**Exercise directions**
Each record below needs to be copied out exactly as it stands.
---------------
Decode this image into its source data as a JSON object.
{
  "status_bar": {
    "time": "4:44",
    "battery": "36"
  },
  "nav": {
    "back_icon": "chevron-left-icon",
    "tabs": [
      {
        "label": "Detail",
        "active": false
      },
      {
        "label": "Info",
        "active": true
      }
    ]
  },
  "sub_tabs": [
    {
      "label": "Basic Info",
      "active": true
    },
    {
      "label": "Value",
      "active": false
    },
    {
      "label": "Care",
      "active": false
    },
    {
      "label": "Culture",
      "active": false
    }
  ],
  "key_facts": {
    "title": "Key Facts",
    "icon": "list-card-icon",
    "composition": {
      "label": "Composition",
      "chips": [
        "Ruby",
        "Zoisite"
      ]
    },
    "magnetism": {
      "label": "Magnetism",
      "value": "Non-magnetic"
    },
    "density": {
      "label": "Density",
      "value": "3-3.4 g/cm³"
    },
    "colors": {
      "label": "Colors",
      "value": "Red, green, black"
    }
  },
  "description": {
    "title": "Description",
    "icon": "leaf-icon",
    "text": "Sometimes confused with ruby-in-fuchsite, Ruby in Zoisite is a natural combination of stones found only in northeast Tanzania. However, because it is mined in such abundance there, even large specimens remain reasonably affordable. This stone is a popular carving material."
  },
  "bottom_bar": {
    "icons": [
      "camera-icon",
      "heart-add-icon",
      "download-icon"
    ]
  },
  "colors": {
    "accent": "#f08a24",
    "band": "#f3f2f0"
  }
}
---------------
**Solution to the exercise**
Decode this image into its source data as a JSON object.
{
  "status_bar": {
    "time": "4:44",
    "battery": "36"
  },
  "nav": {
    "back_icon": "chevron-left-icon",
    "tabs": [
      {
        "label": "Detail",
        "active": false
      },
      {
        "label": "Info",
        "active": true
      }
    ]
  },
  "sub_tabs": [
    {
      "label": "Basic Info",
      "active": true
    },
    {
      "label": "Value",
      "active": false
    },
    {
      "label": "Care",
      "active": false
    },
    {
      "label": "Culture",
      "active": false
    }
  ],
  "key_facts": {
    "title": "Key Facts",
    "icon": "list-card-icon",
    "composition": {
      "label": "Composition",
      "chips": [
        "Ruby",
        "Zoisite"
      ]
    },
    "magnetism": {
      "label": "Magnetism",
      "value": "Non-magnetic"
    },
    "density": {
      "label": "Density",
      "value": "3-3.4 g/cm³"
    },
    "colors": {
      "label": "Colors",
      "value": "Red, green, black"
    }
  },
  "description": {
    "title": "Description",
    "icon": "leaf-icon",
    "text": "Sometimes confused with ruby-in-fuchsite, Ruby in Zoisite is a natural combination of stones found only in northeast Tanzania. However, because it is mined in such abundance there, even large specimens remain reasonably affordable. This stone is a popular carving material."
  },
  "bottom_bar": {
    "icons": [
      "camera-icon",
      "heart-add-icon",
      "download-icon"
    ]
  },
  "colors": {
    "accent": "#f08a24",
    "band": "#f3f2f0"
  }
}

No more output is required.